Lewis Thomas Drummond (May 28, 1813 – November 24, 1882) was a Quebec lawyer, judge and political figure.

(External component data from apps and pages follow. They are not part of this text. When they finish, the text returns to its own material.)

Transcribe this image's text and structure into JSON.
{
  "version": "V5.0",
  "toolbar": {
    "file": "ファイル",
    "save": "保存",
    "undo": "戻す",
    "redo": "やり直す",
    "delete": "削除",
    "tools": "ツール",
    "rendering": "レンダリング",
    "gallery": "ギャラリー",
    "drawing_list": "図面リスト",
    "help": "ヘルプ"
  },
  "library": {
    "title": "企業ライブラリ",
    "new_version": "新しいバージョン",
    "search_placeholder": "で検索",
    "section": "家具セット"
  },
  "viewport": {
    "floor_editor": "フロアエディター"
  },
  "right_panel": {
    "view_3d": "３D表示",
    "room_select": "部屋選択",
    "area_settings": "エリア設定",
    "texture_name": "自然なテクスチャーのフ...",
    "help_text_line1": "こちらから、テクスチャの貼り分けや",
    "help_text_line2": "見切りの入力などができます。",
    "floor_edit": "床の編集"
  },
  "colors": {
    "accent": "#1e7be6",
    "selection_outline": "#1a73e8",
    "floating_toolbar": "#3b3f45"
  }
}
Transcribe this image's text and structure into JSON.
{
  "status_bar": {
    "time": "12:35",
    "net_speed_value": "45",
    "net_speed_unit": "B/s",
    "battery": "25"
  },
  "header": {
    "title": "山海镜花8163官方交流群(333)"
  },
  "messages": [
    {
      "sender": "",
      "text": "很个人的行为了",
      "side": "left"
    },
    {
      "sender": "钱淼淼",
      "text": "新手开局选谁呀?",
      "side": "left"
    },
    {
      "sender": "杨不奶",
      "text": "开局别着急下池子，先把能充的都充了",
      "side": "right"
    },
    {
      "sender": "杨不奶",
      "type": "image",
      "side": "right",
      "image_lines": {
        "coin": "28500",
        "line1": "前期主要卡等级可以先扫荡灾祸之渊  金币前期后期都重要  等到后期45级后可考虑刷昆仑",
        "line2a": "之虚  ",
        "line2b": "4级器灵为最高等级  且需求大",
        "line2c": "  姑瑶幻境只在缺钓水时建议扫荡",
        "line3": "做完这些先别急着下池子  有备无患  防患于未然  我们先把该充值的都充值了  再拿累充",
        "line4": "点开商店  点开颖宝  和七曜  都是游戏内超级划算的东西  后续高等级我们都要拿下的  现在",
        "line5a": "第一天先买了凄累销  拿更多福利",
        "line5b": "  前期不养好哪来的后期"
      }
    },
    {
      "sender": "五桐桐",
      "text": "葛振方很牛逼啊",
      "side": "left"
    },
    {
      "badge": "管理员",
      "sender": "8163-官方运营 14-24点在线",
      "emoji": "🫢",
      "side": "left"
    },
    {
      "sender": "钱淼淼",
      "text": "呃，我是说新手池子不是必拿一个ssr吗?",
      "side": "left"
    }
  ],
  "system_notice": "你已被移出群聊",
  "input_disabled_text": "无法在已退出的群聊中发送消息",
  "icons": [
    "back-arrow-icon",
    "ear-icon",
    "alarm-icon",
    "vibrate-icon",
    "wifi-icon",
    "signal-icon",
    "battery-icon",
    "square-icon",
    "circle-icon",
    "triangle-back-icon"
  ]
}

He was born in Coleraine, County Londonderry in present day Northern Ireland in 1813. His father, an attorney, died while he was young and he came to Lower Canada with his mother in 1825. He studied at the Séminaire de Nicolet, then studied law with Charles Dewey Day in Montreal and was called to the bar in 1836. He set up practice in Montreal and defended a number of persons involved in the Lower Canada Rebellion. Drummond, a supporter of Louis-Hippolyte Lafontaine, was elected to the Legislative Assembly for the city of Montreal in an 1844 by-election, but was defeated in the general election that followed. However, he was elected in Portneuf. In 1848, he was named Queen's Counsel and, in the same year, was elected to represent Shefford in the assembly. Drummond was a director of the Montreal City and District Savings Bank, president of the Stanstead, Shefford and Chambly Railroad and helped found the Garden River Mining Company. He was solicitor general for Canada East from 1848 to 1851, a post that was not part of the cabinet at the time. In 1851, he became attorney general for Canada East, serving until 1856. Although he had become a seigneur by marriage, he developed legislation limiting seigneurial privileges which was later amended to abolish seigneurial tenure. He was reelected in Shefford in 1858; however, when he was forced to run in a by-election for his seat after being named attorney general, he was defeated but was then elected in Lotbinière. In 1861, he was elected in Rouville; however, when he was named to the executive council as Commissioner of Public Works, he was unable to gain reelection and was forced to resign. In 1864, he was named puisne judge in the Court of Queen's Bench. He retired due to poor health in 1873.
He died in Montreal in 1882 from chronic bronchitis.